Frozen belongs to a popular calling-card subgenre: the horror movie that finds the young, spoiled, and callow stuck in one location and gradually succumbing to elements that are punishing them for their self-entitlement. The sole-location horror movie’s appeal to fledgling filmmakers is obvious, as the director and writer’s ingenuity is highlighted. These horror films are driven by one major narrative puzzle: How do you keep this thing going?
These films can be ingenious but are usually thematically limited. We are asked to watch as characters perish, and that can be suffocatingly nihilistic, with little room for the less rational ambiguity and ironic beauty that one might go to more traditional horror films for. Normally, the director compensates with a transparent arc in which some past misdeed is accounted for as the discomfort exponentially ratchets in the present. In Frozen, writer-director Adam Green gives his college-age characters—a couple and their smartass friend—a progression where they sort through jealousies and insecurities typical to a newish girl joining longtime buds for a cherished tradition, which in this case is an especially unpleasant skiing trip. Stuck too-high over the mountain in a lift that’s been mistakenly shut down, with wolves and the winter night awaiting them, Parker (Emma Bell), Joe (Shawn Ashmore), and Dan (Kevin Zegers) find themselves, in the tradition of many a protagonist in this sort of film, facing the past.
Green has made a major leap here from his last film, the lame jokey splatterfest Hatchet. After a dull and somewhat awkward first act (where said group dynamics are awkwardly established), Frozen rallies with a final hour that’s harrowing despite the nonsense (the wolves are an especially naked request for suspension of disbelief). Green, surprisingly, is aiming for pathos here; he wants you to emotionally register the despairing, numbing, unjustly brutal consequences of what turns out to be typical slacker indifference. He doesn’t earn much of what he’s reaching for, but there’s a moment—of Parker considering that her cat will starve in her apartment after she dies—that has a frightening, moving, arbitrariness. The performances are initially stilted, and, while the actors are never especially memorable, they eventually achieve a grace as they suffer. Frozen is good enough to inspire wishes that Green’s follow up had been something, maybe anything, besides Hatchet II.

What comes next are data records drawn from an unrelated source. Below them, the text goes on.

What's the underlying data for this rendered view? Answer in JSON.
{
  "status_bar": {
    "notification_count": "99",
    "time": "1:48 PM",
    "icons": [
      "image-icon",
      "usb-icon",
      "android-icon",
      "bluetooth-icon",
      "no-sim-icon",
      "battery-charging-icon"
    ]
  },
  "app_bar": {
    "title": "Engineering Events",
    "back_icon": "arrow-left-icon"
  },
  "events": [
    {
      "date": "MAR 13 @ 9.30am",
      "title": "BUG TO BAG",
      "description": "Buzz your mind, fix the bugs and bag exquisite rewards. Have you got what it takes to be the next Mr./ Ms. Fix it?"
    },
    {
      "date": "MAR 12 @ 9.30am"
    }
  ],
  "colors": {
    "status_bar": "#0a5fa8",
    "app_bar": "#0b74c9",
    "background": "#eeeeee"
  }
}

Good. Adam Green is surprisingly adept with the widescreen ratio, and the DVD preserves the clarity of the always potentially tricky snow and nighttime photography. The sound mix maintains the balance between effects that are both ostentatious (the growls of the ski lift practically bellow "foreshadowing" to the rafters), and effectively eerie, such as personal possessions falling from the lift to the snow below. Frozen is an unusually polished low-budget horror film, and that is well represented here.
The commentary and featurettes are detailed and generous, though not especially compelling, as they mostly consist of not-really-that-unique "how we did that" anecdotes that will primarily appeal to other aspiring horror directors—which, admittedly, is mostly the point.
Frozen is a ludicrous, uneven horror film that still successfully puts the screws to the audience.